As the hate mail poured in, local protests followed. Logothetis, a renowned neuroscientist, wrote a rebuttal. In it, he accuses the groups involved in the video's publication - the German SOKO Tierschutz animal rights group, the British Union for the Abolition of Vivisection and also the German television program Stern TV - of unfairly zooming in on a single "emergency situation." He also questions why the activist videotaped a monkey ripping at its own wounds yet did not inform scientists in order to prevent further injury. The research in question, he adds, is basic neuroscience, "performed without any a priori thoughts of immediate, practical ends," and his facility operates under conditions of "maximum transparency."
In January, Tübingen city prosecutors opened an investigation into whether the science there was in breach of Germany's Animal Protection Act. No charges have been filed. If a similar case from Bremen is any precedent - a final judgment was handed down in 2014 - then the experiments were conducted in accordance with Germany's Animal Protection Act.
Still, on April 30, the Max Planck Institute announced that, due to psychological and physiological stress from the scandal, Logothetis will only conduct experiments on rodents in the future.
The German scientific community reacted quickly: Isn't this a case of science bowing to the pressure of a minority group of animal rights extremists? And shouldn't Logothetis, as a scientist, have stood up for the principles of his field? And why are city prosecutors going after the scientists, and not the people firing off anonymous death threats?
A spokesperson for the Max Planck Institute, Christina Beck, says her institute as a whole will continue testing on primates.
Just the facts
A look the data, however, shows a few things. First, though monkeys are the flash point for animal experimentation protests in Germany, they constitute just a tiny fraction of the animals tested upon:
Second, the Max Planck Institute is clearly going against the grain of German and European popular opinion:
Note that Germany's Animal Protection Act does not forbid "suffering" or "pain," but it must be commensurate with the research in question. In some cases, numbing medications are even disallowed - for example, when they prevent an animal from expressing pain effectively.
A survey from 2003 showed less than one in five Germans supporting animal testing in its then-current form:
One argument in support of animal testing: Who doesn't want their loved ones to be protected from toxic chemicals or dangerous products?
Such "safety" experiments turn out to be the minority, though. Far more animals in Germany are experimented upon for the kind of "basic research" being carried out in Tübingen.
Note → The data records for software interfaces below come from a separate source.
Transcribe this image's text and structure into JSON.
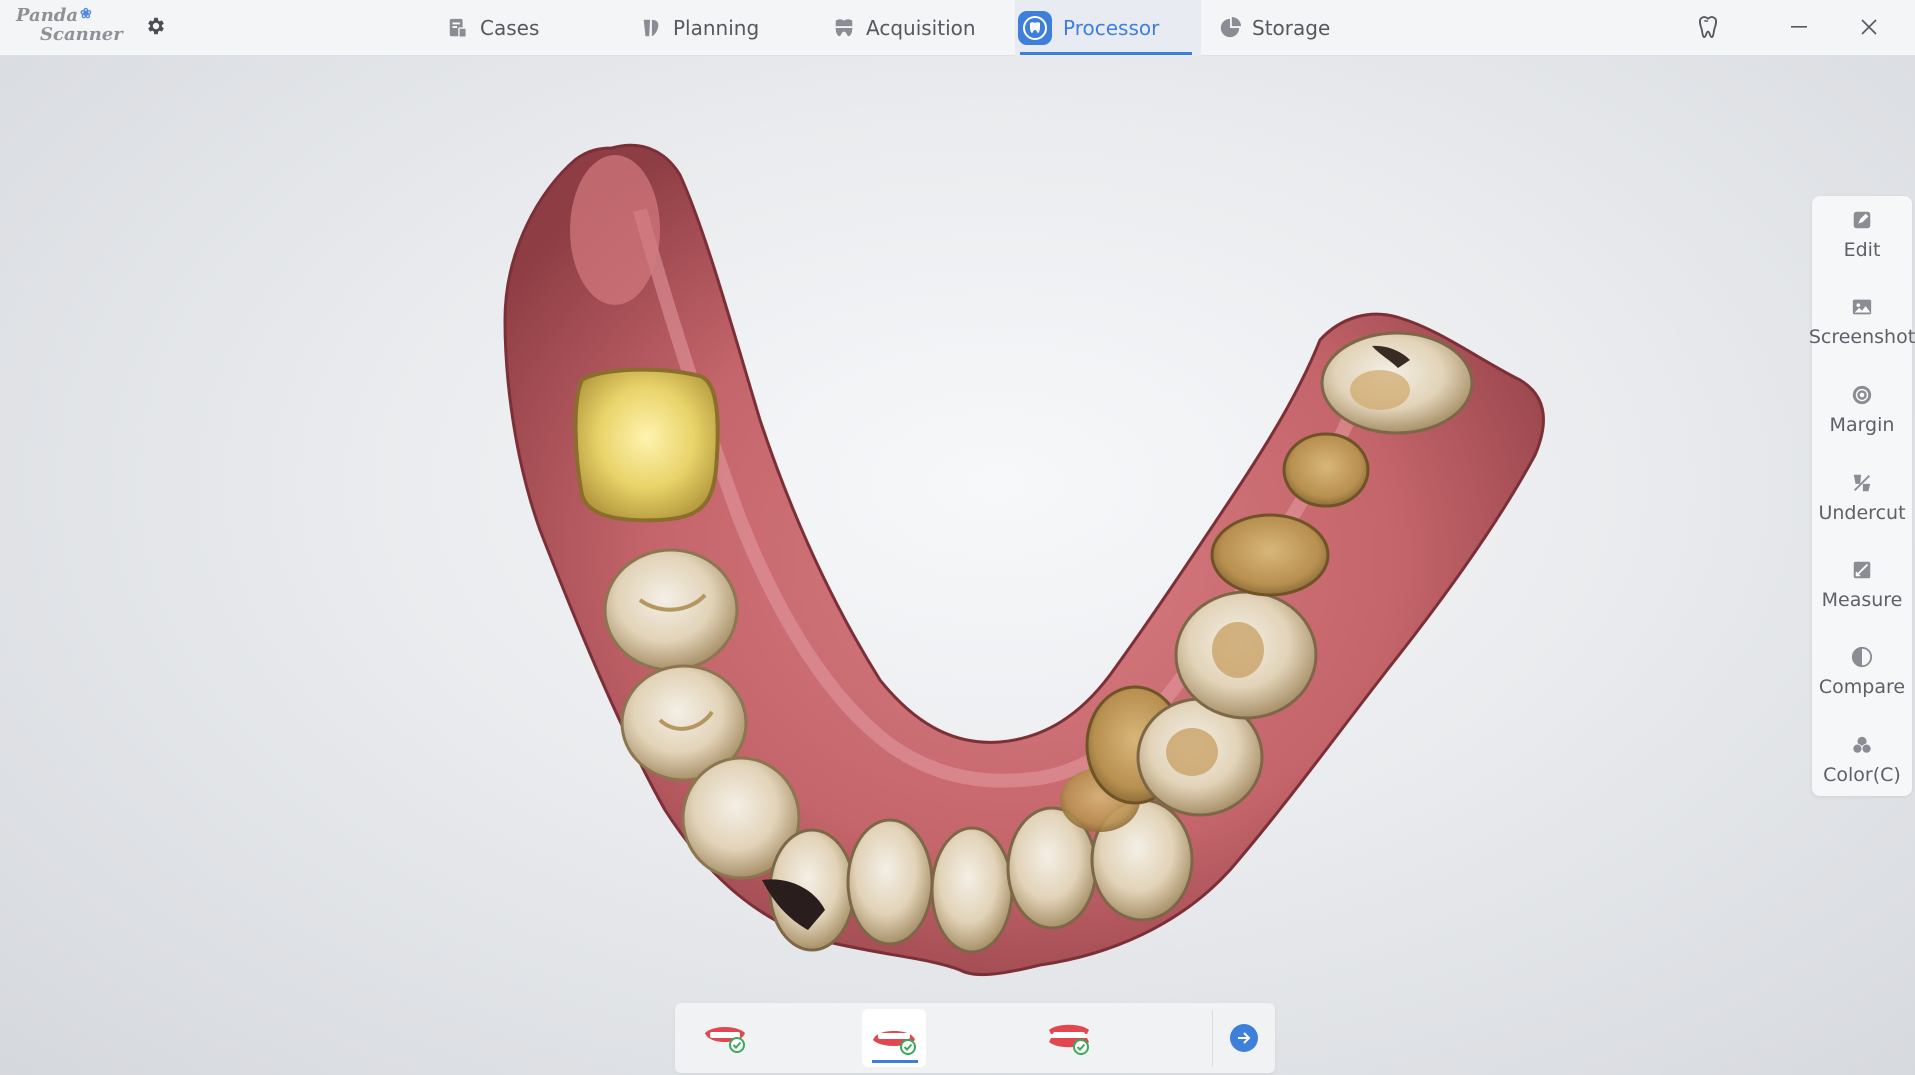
{
  "app": {
    "logo_line1": "Panda",
    "logo_line2": "Scanner"
  },
  "nav": {
    "tabs": [
      {
        "label": "Cases",
        "icon": "cases-icon"
      },
      {
        "label": "Planning",
        "icon": "planning-icon"
      },
      {
        "label": "Acquisition",
        "icon": "acquisition-icon"
      },
      {
        "label": "Processor",
        "icon": "processor-icon",
        "active": true
      },
      {
        "label": "Storage",
        "icon": "storage-icon"
      }
    ]
  },
  "toolbar": {
    "items": [
      {
        "label": "Edit",
        "icon": "edit-icon"
      },
      {
        "label": "Screenshot",
        "icon": "screenshot-icon"
      },
      {
        "label": "Margin",
        "icon": "margin-icon"
      },
      {
        "label": "Undercut",
        "icon": "undercut-icon"
      },
      {
        "label": "Measure",
        "icon": "measure-icon"
      },
      {
        "label": "Compare",
        "icon": "compare-icon"
      },
      {
        "label": "Color(C)",
        "icon": "color-icon"
      }
    ]
  },
  "jaw_selector": {
    "items": [
      {
        "name": "upper-jaw",
        "state": "completed"
      },
      {
        "name": "lower-jaw",
        "state": "completed",
        "active": true
      },
      {
        "name": "bite",
        "state": "completed"
      }
    ]
  },
  "colors": {
    "accent": "#3f7fdc",
    "gum": "#c4656b",
    "tooth": "#e8dcc5",
    "check": "#3aaa5a"
  }
}
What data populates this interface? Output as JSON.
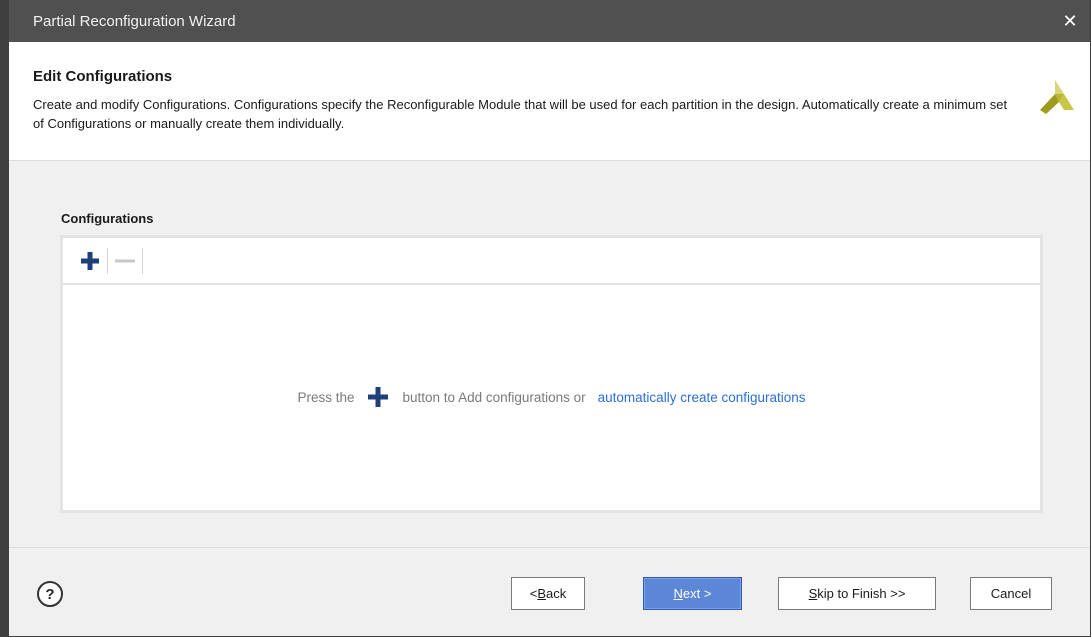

Critics speak of scientists merely being "curious." Supporters say this is the kind of science that leads to life-saving or life-improving medicines and therapies by shedding light on biological interactions.
Finally, despite popular opinion, animal testing is generally on the rise in Germany.